You cannot build your house on rented land and be upset when the land owner increases your rent astronomically. The same applies to social media. You cannot build your brand on social media, land you don't own, and be upset when the land owner—aka Silicon Valley folks—make you pay to live there. Well, technically you can be upset, but it won't help your bottom line or the success of your business.
There is a debate between business owners, digital strategists, and influencers about the importance of a website vs. social only content/strategy. While most agree that a mix is necessary, much like the ratio of peanut butter to chocolate in a peanut butter cup, the balance of these digital spaces doesn't satisfy all palettes universally. Just so we're clear, I prefer mine dark chocolate with about 80:20 peanut butter to chocolate.
Why Social Media Isn't Enough to Build Your Brand
For brands, a website allows you to own some portion of your customer base and traffic while also allowing you to build authority in your industry with very little say from a gatekeeper like Facebook or Twitter. Anyone who says "social only" is the way to go, thank you, next.
After owning a brand and working with countless brands over the past decade, plus a shift towards a pay to play model on social networks, I lean towards investing more in your website (and SEO) while also keeping a healthy dose of social media. But social cannot be the be all, end all. Realistically, your social should feed from the content you're creating and investing in for your website.

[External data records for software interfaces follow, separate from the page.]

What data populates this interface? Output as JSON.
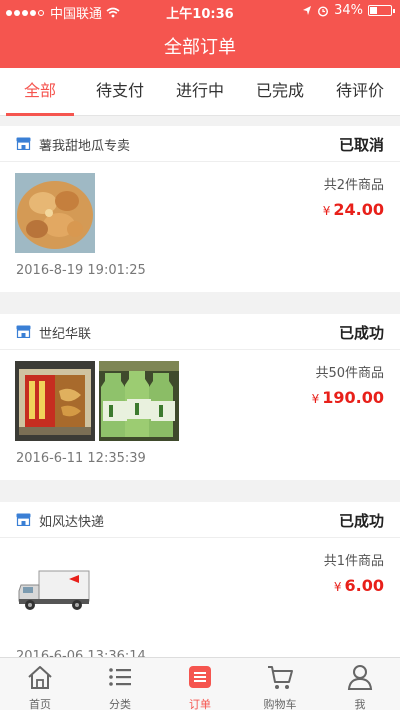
{
  "status_bar": {
    "carrier": "中国联通",
    "time": "上午10:36",
    "battery": "34%",
    "battery_level": 0.34
  },
  "header": {
    "title": "全部订单"
  },
  "tabs": [
    {
      "label": "全部",
      "active": true
    },
    {
      "label": "待支付"
    },
    {
      "label": "进行中"
    },
    {
      "label": "已完成"
    },
    {
      "label": "待评价"
    }
  ],
  "orders": [
    {
      "shop": "薯我甜地瓜专卖",
      "status": "已取消",
      "count": "共2件商品",
      "currency": "¥",
      "price": "24.00",
      "date": "2016-8-19 19:01:25",
      "images": [
        "sweet-potato-dish"
      ]
    },
    {
      "shop": "世纪华联",
      "status": "已成功",
      "count": "共50件商品",
      "currency": "¥",
      "price": "190.00",
      "date": "2016-6-11 12:35:39",
      "images": [
        "instant-noodles-pack",
        "green-tea-bottles"
      ]
    },
    {
      "shop": "如风达快递",
      "status": "已成功",
      "count": "共1件商品",
      "currency": "¥",
      "price": "6.00",
      "date": "2016-6-06 13:36:14",
      "images": [
        "delivery-truck"
      ]
    }
  ],
  "bottom_nav": [
    {
      "label": "首页",
      "icon": "home-icon"
    },
    {
      "label": "分类",
      "icon": "list-icon"
    },
    {
      "label": "订单",
      "icon": "order-icon",
      "active": true
    },
    {
      "label": "购物车",
      "icon": "cart-icon"
    },
    {
      "label": "我",
      "icon": "user-icon"
    }
  ],
  "colors": {
    "accent": "#f5554f",
    "price": "#e8201a"
  }
}
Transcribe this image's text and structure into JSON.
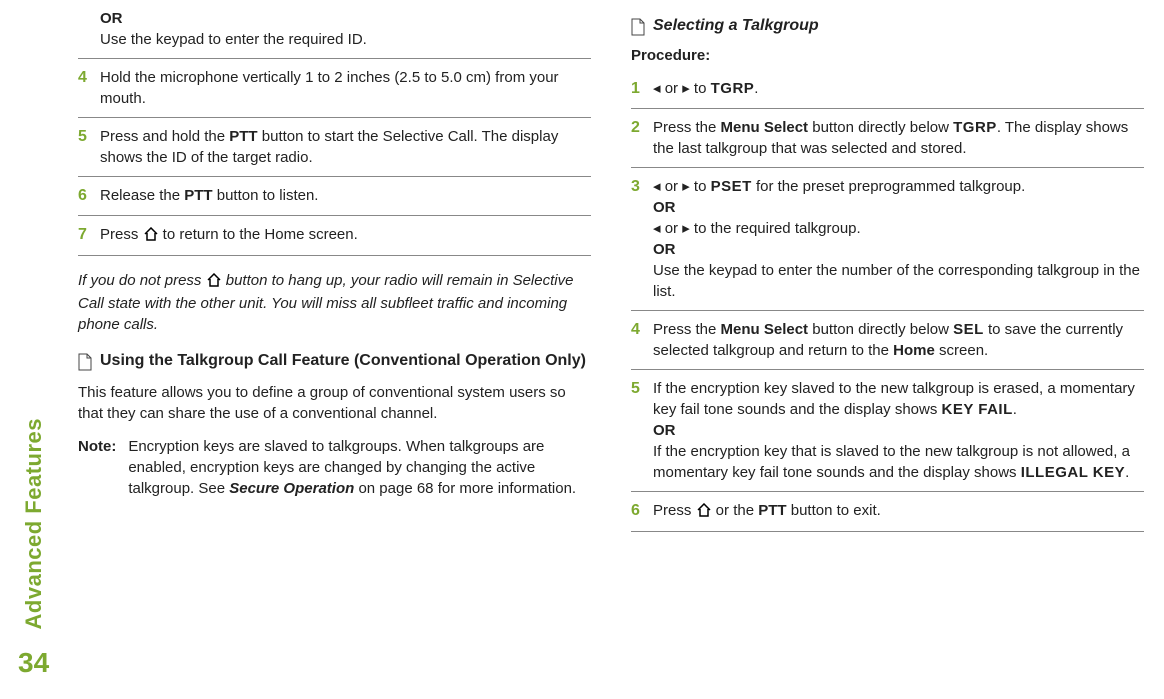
{
  "sidebar": {
    "label": "Advanced Features",
    "page": "34"
  },
  "col1": {
    "pre": {
      "or": "OR",
      "line": "Use the keypad to enter the required ID."
    },
    "step4": {
      "num": "4",
      "text": "Hold the microphone vertically 1 to 2 inches (2.5 to 5.0 cm) from your mouth."
    },
    "step5": {
      "num": "5",
      "pre": "Press and hold the ",
      "bold1": "PTT",
      "post1": " button to start the Selective Call. The display shows the ID of the target radio."
    },
    "step6": {
      "num": "6",
      "pre": "Release the ",
      "bold1": "PTT",
      "post1": " button to listen."
    },
    "step7": {
      "num": "7",
      "pre": "Press ",
      "post": " to return to the Home screen."
    },
    "italic": {
      "pre": "If you do not press ",
      "post": " button to hang up, your radio will remain in Selective Call state with the other unit. You will miss all subfleet traffic and incoming phone calls."
    },
    "section": {
      "title": "Using the Talkgroup Call Feature (Conventional Operation Only)"
    },
    "body": "This feature allows you to define a group of conventional system users so that they can share the use of a conventional channel.",
    "note": {
      "label": "Note:",
      "pre": "Encryption keys are slaved to talkgroups. When talkgroups are enabled, encryption keys are changed by changing the active talkgroup. See ",
      "linkbold": "Secure Operation",
      "post": " on page 68 for more information."
    }
  },
  "col2": {
    "section": {
      "title": "Selecting a Talkgroup"
    },
    "procedure": "Procedure:",
    "step1": {
      "num": "1",
      "left": "◂",
      "or": " or ",
      "right": "▸",
      "to": " to ",
      "disp": "TGRP",
      "end": "."
    },
    "step2": {
      "num": "2",
      "pre": "Press the ",
      "b1": "Menu Select",
      "mid1": " button directly below ",
      "disp": "TGRP",
      "post": ". The display shows the last talkgroup that was selected and stored."
    },
    "step3": {
      "num": "3",
      "line1_left": "◂",
      "line1_or": " or ",
      "line1_right": "▸",
      "line1_to": " to ",
      "line1_disp": "PSET",
      "line1_post": " for the preset preprogrammed talkgroup.",
      "or1": "OR",
      "line2_left": "◂",
      "line2_or": " or ",
      "line2_right": "▸",
      "line2_post": " to the required talkgroup.",
      "or2": "OR",
      "line3": "Use the keypad to enter the number of the corresponding talkgroup in the list."
    },
    "step4": {
      "num": "4",
      "pre": "Press the ",
      "b1": "Menu Select",
      "mid1": " button directly below ",
      "disp": "SEL",
      "mid2": " to save the currently selected talkgroup and return to the ",
      "b2": "Home",
      "post": " screen."
    },
    "step5": {
      "num": "5",
      "pre": "If the encryption key slaved to the new talkgroup is erased, a momentary key fail tone sounds and the display shows ",
      "disp1": "KEY FAIL",
      "dot1": ".",
      "or": "OR",
      "mid": "If the encryption key that is slaved to the new talkgroup is not allowed, a momentary key fail tone sounds and the display shows ",
      "disp2": "ILLEGAL KEY",
      "dot2": "."
    },
    "step6": {
      "num": "6",
      "pre": "Press ",
      "mid": " or the ",
      "b1": "PTT",
      "post": " button to exit."
    }
  }
}
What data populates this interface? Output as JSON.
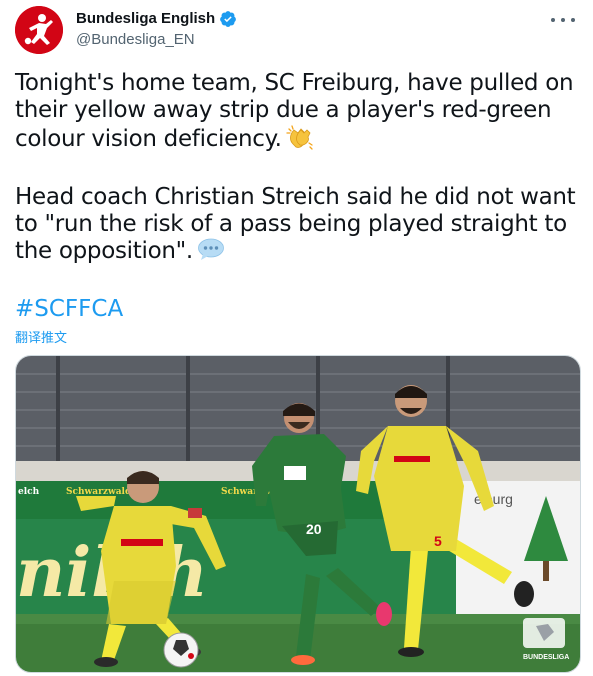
{
  "tweet": {
    "author": {
      "name": "Bundesliga English",
      "handle": "@Bundesliga_EN",
      "avatar_icon": "bundesliga-logo-icon",
      "verified_icon": "verified-badge-icon"
    },
    "text_paragraph_1": "Tonight's home team, SC Freiburg, have pulled on their yellow away strip due a player's red-green colour vision deficiency.",
    "emoji_1": "clapping-hands-icon",
    "text_paragraph_2": "Head coach Christian Streich said he did not want to \"run the risk of a pass being played straight to the opposition\".",
    "emoji_2": "speech-balloon-icon",
    "hashtag": "#SCFFCA",
    "translate_label": "翻译推文",
    "more_icon": "more-options-icon",
    "media": {
      "description_icon": "match-photo",
      "ad_boards": [
        "elch",
        "Schwarzwald",
        "Schwarzwaldmilch",
        "nilch",
        "eiburg"
      ],
      "shirt_numbers": [
        "20",
        "5"
      ],
      "watermark": "BUNDESLIGA"
    }
  },
  "colors": {
    "accent": "#1d9bf0",
    "brand_red": "#d20515",
    "freiburg_yellow": "#f2e83a",
    "augsburg_green": "#2c7a3a"
  }
}
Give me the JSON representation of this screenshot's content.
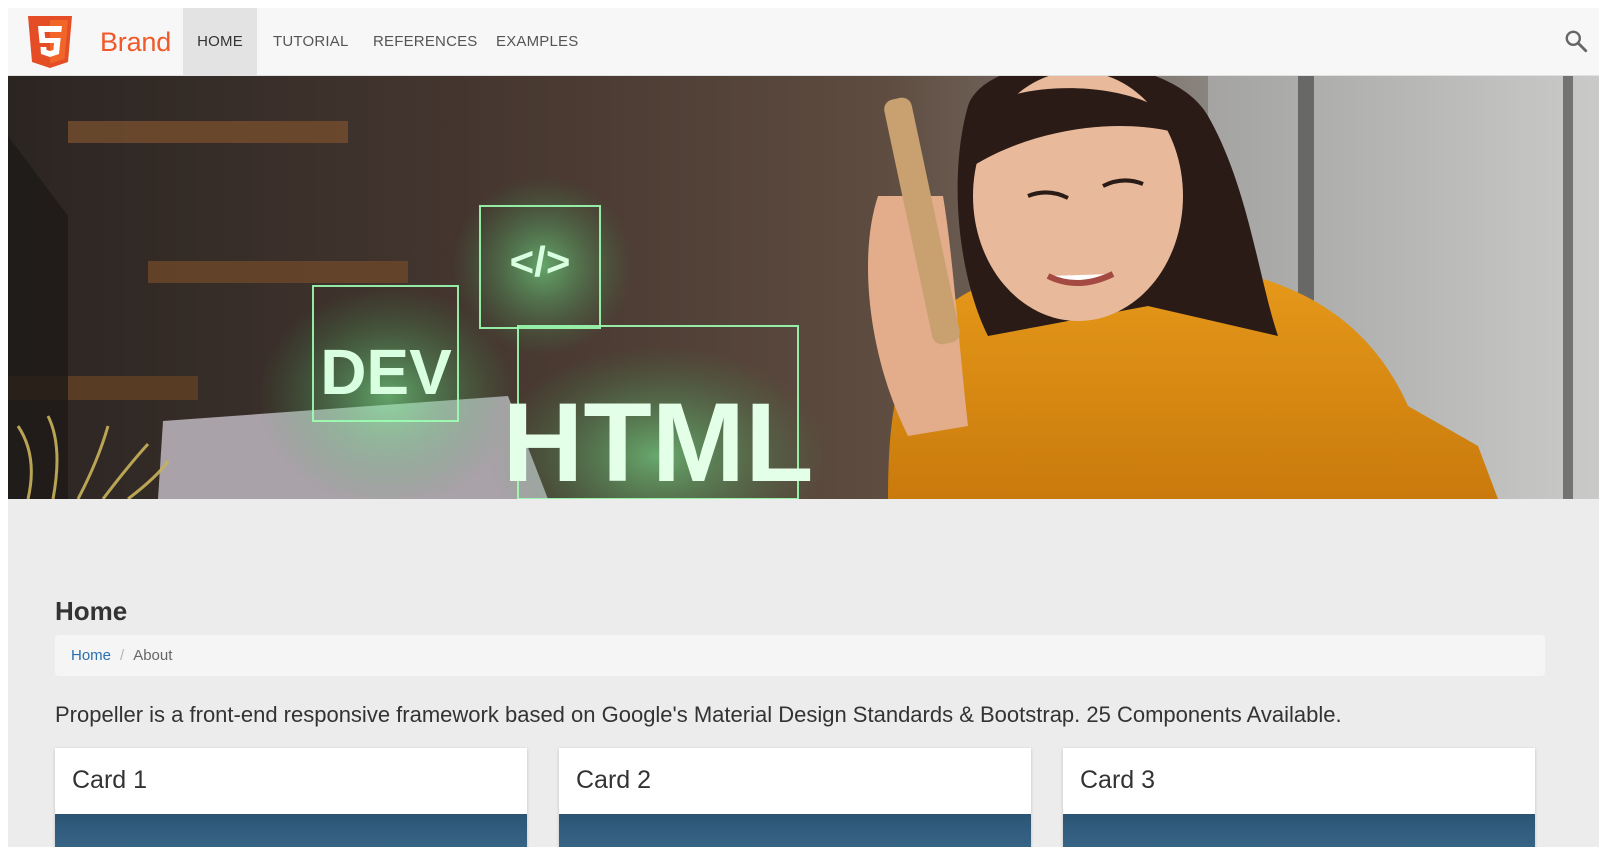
{
  "navbar": {
    "brand": "Brand",
    "items": [
      {
        "label": "HOME",
        "active": true
      },
      {
        "label": "TUTORIAL",
        "active": false
      },
      {
        "label": "REFERENCES",
        "active": false
      },
      {
        "label": "EXAMPLES",
        "active": false
      }
    ],
    "logo_icon": "html5-logo-icon",
    "search_icon": "search-icon"
  },
  "hero": {
    "overlay_texts": [
      "DEV",
      "</>",
      "HTML"
    ]
  },
  "main": {
    "title": "Home",
    "breadcrumb": {
      "link": "Home",
      "separator": "/",
      "current": "About"
    },
    "lead": "Propeller is a front-end responsive framework based on Google's Material Design Standards & Bootstrap. 25 Components Available.",
    "cards": [
      {
        "title": "Card 1"
      },
      {
        "title": "Card 2"
      },
      {
        "title": "Card 3"
      }
    ]
  },
  "colors": {
    "brand": "#f0592a",
    "link": "#2a6fb0",
    "background": "#ececec"
  }
}
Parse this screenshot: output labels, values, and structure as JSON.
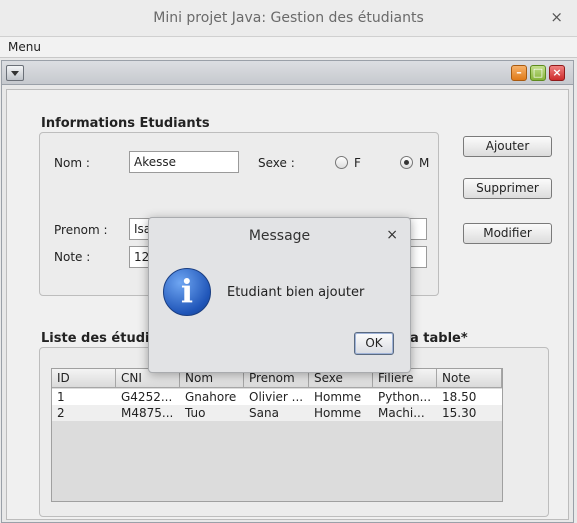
{
  "window": {
    "title": "Mini projet Java: Gestion des étudiants",
    "close_glyph": "×"
  },
  "menubar": {
    "items": [
      "Menu"
    ]
  },
  "internal_frame": {
    "min_glyph": "–",
    "max_glyph": "□",
    "close_glyph": "×"
  },
  "form": {
    "title": "Informations Etudiants",
    "nom_label": "Nom :",
    "nom_value": "Akesse",
    "sexe_label": "Sexe :",
    "sexe_options": [
      "F",
      "M"
    ],
    "sexe_selected": "M",
    "prenom_label": "Prenom :",
    "prenom_value": "Isa",
    "note_label": "Note :",
    "note_value": "12."
  },
  "actions": {
    "add": "Ajouter",
    "delete": "Supprimer",
    "edit": "Modifier"
  },
  "list": {
    "title_left": "Liste des étudi",
    "title_right": "a table*",
    "columns": [
      "ID",
      "CNI",
      "Nom",
      "Prenom",
      "Sexe",
      "Filiere",
      "Note"
    ],
    "rows": [
      [
        "1",
        "G4252...",
        "Gnahore",
        "Olivier ...",
        "Homme",
        "Python...",
        "18.50"
      ],
      [
        "2",
        "M4875...",
        "Tuo",
        "Sana",
        "Homme",
        "Machi...",
        "15.30"
      ]
    ]
  },
  "dialog": {
    "title": "Message",
    "close_glyph": "×",
    "icon": "info-icon",
    "icon_glyph": "i",
    "message": "Etudiant bien ajouter",
    "ok": "OK"
  },
  "colors": {
    "info_blue": "#1f55b8",
    "min_orange": "#e07a18",
    "max_green": "#86b33a",
    "close_red": "#cc2b2b"
  }
}
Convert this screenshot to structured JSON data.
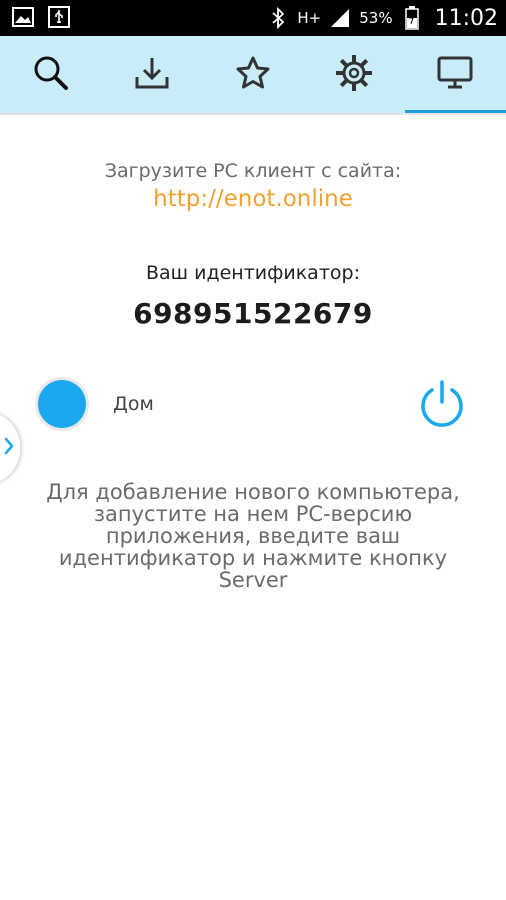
{
  "statusbar": {
    "icons_left": [
      "image-icon",
      "usb-icon"
    ],
    "network": "H+",
    "battery": "53%",
    "time": "11:02"
  },
  "tabs": [
    {
      "name": "search",
      "icon": "search-icon"
    },
    {
      "name": "download",
      "icon": "download-icon"
    },
    {
      "name": "favorites",
      "icon": "star-icon"
    },
    {
      "name": "settings",
      "icon": "gear-icon"
    },
    {
      "name": "computer",
      "icon": "monitor-icon",
      "active": true
    }
  ],
  "content": {
    "download_label": "Загрузите PC клиент с сайта:",
    "download_link": "http://enot.online",
    "id_label": "Ваш идентификатор:",
    "id_value": "698951522679",
    "device": {
      "name": "Дом",
      "status_color": "#1ba8ee"
    },
    "hint": "Для добавление нового компьютера, запустите на нем PC-версию приложения, введите ваш идентификатор и нажмите кнопку Server"
  },
  "colors": {
    "tabbar_bg": "#c9ecf9",
    "accent": "#1b9fdc",
    "link": "#f0a12e"
  }
}
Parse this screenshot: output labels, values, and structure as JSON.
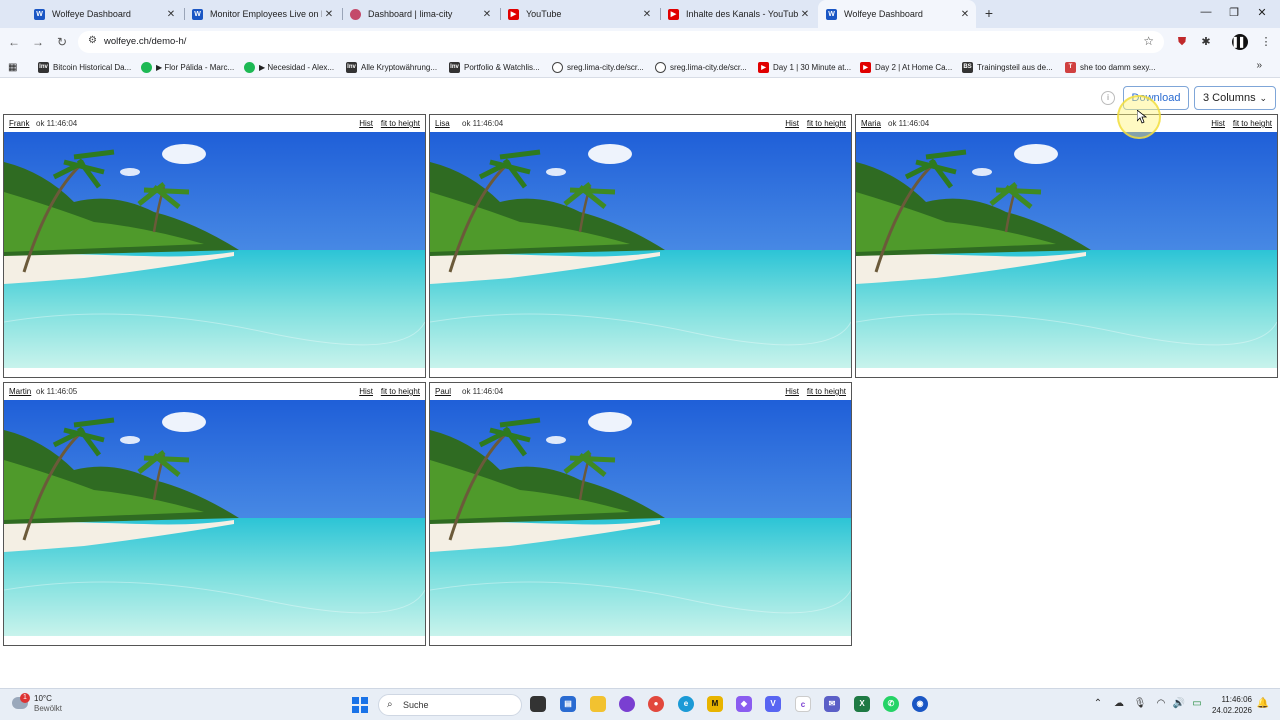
{
  "browser": {
    "tabs": [
      {
        "title": "Wolfeye Dashboard",
        "icon": "wolfeye-icon",
        "color": "#1a56c4",
        "active": false
      },
      {
        "title": "Monitor Employees Live on PC",
        "icon": "wolfeye-icon",
        "color": "#1a56c4",
        "active": false
      },
      {
        "title": "Dashboard | lima-city",
        "icon": "lima-city-icon",
        "color": "#c44a6a",
        "active": false
      },
      {
        "title": "YouTube",
        "icon": "youtube-icon",
        "color": "#e00000",
        "active": false
      },
      {
        "title": "Inhalte des Kanals - YouTube St",
        "icon": "youtube-studio-icon",
        "color": "#e00000",
        "active": false
      },
      {
        "title": "Wolfeye Dashboard",
        "icon": "wolfeye-icon",
        "color": "#1a56c4",
        "active": true
      }
    ],
    "url": "wolfeye.ch/demo-h/",
    "bookmarks": [
      {
        "label": "Bitcoin Historical Da...",
        "icon": "investing-icon",
        "color": "#333333"
      },
      {
        "label": "▶ Flor Pálida - Marc...",
        "icon": "spotify-icon",
        "color": "#1db954"
      },
      {
        "label": "▶ Necesidad - Alex...",
        "icon": "spotify-icon",
        "color": "#1db954"
      },
      {
        "label": "Alle Kryptowährung...",
        "icon": "investing-icon",
        "color": "#333333"
      },
      {
        "label": "Portfolio & Watchlis...",
        "icon": "investing-icon",
        "color": "#333333"
      },
      {
        "label": "sreg.lima-city.de/scr...",
        "icon": "globe-icon",
        "color": "#444444"
      },
      {
        "label": "sreg.lima-city.de/scr...",
        "icon": "globe-icon",
        "color": "#444444"
      },
      {
        "label": "Day 1 | 30 Minute at...",
        "icon": "youtube-icon",
        "color": "#e00000"
      },
      {
        "label": "Day 2 | At Home Ca...",
        "icon": "youtube-icon",
        "color": "#e00000"
      },
      {
        "label": "Trainingsteil aus de...",
        "icon": "bookmark-icon",
        "color": "#333333"
      },
      {
        "label": "she too damm sexy...",
        "icon": "pin-icon",
        "color": "#d04040"
      }
    ]
  },
  "dashboard": {
    "info_label": "i",
    "download_label": "Download",
    "columns_label": "3 Columns",
    "accent": "#2a6bd1",
    "tiles": [
      {
        "name": "Frank",
        "status": "ok 11:46:04",
        "hist": "Hist",
        "fit": "fit to height"
      },
      {
        "name": "Lisa",
        "status": "ok 11:46:04",
        "hist": "Hist",
        "fit": "fit to height"
      },
      {
        "name": "Maria",
        "status": "ok 11:46:04",
        "hist": "Hist",
        "fit": "fit to height"
      },
      {
        "name": "Martin",
        "status": "ok 11:46:05",
        "hist": "Hist",
        "fit": "fit to height"
      },
      {
        "name": "Paul",
        "status": "ok 11:46:04",
        "hist": "Hist",
        "fit": "fit to height"
      }
    ]
  },
  "taskbar": {
    "weather_temp": "10°C",
    "weather_desc": "Bewölkt",
    "weather_badge": "1",
    "search_label": "Suche",
    "time": "11:46:06",
    "date": "24.02.2026"
  }
}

Tips on What to Invest in for Digital Brand Building
Your Website Is Your Home: Invest in Content + Platforms You Own.
For many brands, visibility is essential to growth. You want more interested users entering your doors, so investing in a homebase—your website—is essential to staying in touch.
Think of your online store like the show Cheers: You want to go where everybody knows your name. The more you tailor a message (or drink) to Norm, the more loyal Norm is to your business.
Now imagine if Cheers had a bouncer, and even though Norm is on line (or in this case, online), the bouncer changes from day to day. He never greets your customers with familiarity, and half the time, he turns away 50% of the clientele for no reason. Social networks are the bouncer, and while you may be the ones paying them, they work for themselves, not you. Remember, if you never greet Norm, and instead, let social media do your bidding, it is sometimes impossible for Norm to enter, and now you have no way to connect with him again and again.
Sometimes you want to go where everybody knows your name. And they're always glad you came. Make sure your customers know you're always glad they came to your website.
Organic Traffic Is Free. Social Media Is Not.
If you searched "Why Social Media Isn't Enough," you probably found this post. My only cost was my labor, one single time. Just like the trees, this baby is evergreen. I do nothing to it (except update the pages as new information is available and/or social networks change), and it lives and grows. Now, if I put this post on Facebook, it has a short shelf life, and it only reaches 5.6% of my total followers (click here for more on the decline of organic reach and how to calculate your own organic reach) for a very limited amount of time—less than a week—unless I continue to pay Facebook.
If you're a business owner with a properly SEOd website, a single post, like this one, can cost $0 over time vs. paying $$/daily over time using Social Media.
This is especially important for businesses on a shoestring budget: invest in your own content and website because social media isn't enough to build your brand.
Own Your Followers: Email Marketing.
Social media is saturated with people and brands trying to sell you something. While you might wonder if email is overly saturated as well, remember that it's YOUR list that you've built. Unlike an audience Facebook has built for you, these are already your people. For this reason alone, Email marketing has an average of a $44 return for each dollar invested. It is a great way to move potential customers and current customers further down the pipeline on your website towards a conversion. To get the greatest return, you need a converting website and a way to capture email. Yes, social media can be part of this formula. You need a balance between the three to get a high ROI.
Social Media = Little Control Over Your Narrative.
Remember when you thought the internet was a free place (both in terms of $$ and speech)? Guess what, it's 100% not. Every day, comments, posts, and people are removed from social media. While you may think you have the ability to control the narrative of your posts, with one swift click from Silicon Valley, poof, you're gone, and so is the control over your narrative.
Remember the YouTube Ad scandal wherein YouTube had some ads running alongside jihadist and neo-Nazi content? Again, another reason you need to have more control over your narrative, where it's seen, and where it's placed. You cannot do this without investing in your own content and taking your foot of the social media gas when you feel like going full throttle.
A blog post alone won't increase traffic by large volumes. Realistically, most businesses hope to see a 10% increase in sales year over year. Jumpstarting that increase via paid search on social media or Google AdWords will allow you to take a chunk out of the market share, but you have to do it wisely. You have to own both your house and your land.